■ About this task
The records that follow are to be repeated without alteration.

..............................

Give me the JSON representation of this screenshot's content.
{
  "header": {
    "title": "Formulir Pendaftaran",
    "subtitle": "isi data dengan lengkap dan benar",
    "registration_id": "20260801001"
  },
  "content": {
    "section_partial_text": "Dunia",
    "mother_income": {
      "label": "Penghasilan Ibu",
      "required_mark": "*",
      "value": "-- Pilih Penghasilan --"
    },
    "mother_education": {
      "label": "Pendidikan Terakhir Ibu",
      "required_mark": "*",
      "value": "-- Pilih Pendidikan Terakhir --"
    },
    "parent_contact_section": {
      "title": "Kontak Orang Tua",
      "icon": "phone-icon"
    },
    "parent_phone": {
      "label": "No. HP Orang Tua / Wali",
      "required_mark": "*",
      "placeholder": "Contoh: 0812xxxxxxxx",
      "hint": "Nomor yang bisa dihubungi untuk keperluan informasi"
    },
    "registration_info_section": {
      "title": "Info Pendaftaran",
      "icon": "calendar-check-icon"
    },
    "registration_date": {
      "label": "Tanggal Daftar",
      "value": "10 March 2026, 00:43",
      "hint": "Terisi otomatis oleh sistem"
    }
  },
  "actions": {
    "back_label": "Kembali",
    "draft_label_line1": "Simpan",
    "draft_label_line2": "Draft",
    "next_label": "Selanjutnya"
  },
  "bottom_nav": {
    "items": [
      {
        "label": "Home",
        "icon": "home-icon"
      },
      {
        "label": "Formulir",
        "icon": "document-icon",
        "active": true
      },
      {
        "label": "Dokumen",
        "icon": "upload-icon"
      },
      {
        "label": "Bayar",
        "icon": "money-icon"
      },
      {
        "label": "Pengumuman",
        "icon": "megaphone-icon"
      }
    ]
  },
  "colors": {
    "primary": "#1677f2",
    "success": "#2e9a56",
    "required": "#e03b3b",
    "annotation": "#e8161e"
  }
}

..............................

■ Answer to this problem
Give me the JSON representation of this screenshot's content.
{
  "header": {
    "title": "Formulir Pendaftaran",
    "subtitle": "isi data dengan lengkap dan benar",
    "registration_id": "20260801001"
  },
  "content": {
    "section_partial_text": "Dunia",
    "mother_income": {
      "label": "Penghasilan Ibu",
      "required_mark": "*",
      "value": "-- Pilih Penghasilan --"
    },
    "mother_education": {
      "label": "Pendidikan Terakhir Ibu",
      "required_mark": "*",
      "value": "-- Pilih Pendidikan Terakhir --"
    },
    "parent_contact_section": {
      "title": "Kontak Orang Tua",
      "icon": "phone-icon"
    },
    "parent_phone": {
      "label": "No. HP Orang Tua / Wali",
      "required_mark": "*",
      "placeholder": "Contoh: 0812xxxxxxxx",
      "hint": "Nomor yang bisa dihubungi untuk keperluan informasi"
    },
    "registration_info_section": {
      "title": "Info Pendaftaran",
      "icon": "calendar-check-icon"
    },
    "registration_date": {
      "label": "Tanggal Daftar",
      "value": "10 March 2026, 00:43",
      "hint": "Terisi otomatis oleh sistem"
    }
  },
  "actions": {
    "back_label": "Kembali",
    "draft_label_line1": "Simpan",
    "draft_label_line2": "Draft",
    "next_label": "Selanjutnya"
  },
  "bottom_nav": {
    "items": [
      {
        "label": "Home",
        "icon": "home-icon"
      },
      {
        "label": "Formulir",
        "icon": "document-icon",
        "active": true
      },
      {
        "label": "Dokumen",
        "icon": "upload-icon"
      },
      {
        "label": "Bayar",
        "icon": "money-icon"
      },
      {
        "label": "Pengumuman",
        "icon": "megaphone-icon"
      }
    ]
  },
  "colors": {
    "primary": "#1677f2",
    "success": "#2e9a56",
    "required": "#e03b3b",
    "annotation": "#e8161e"
  }
}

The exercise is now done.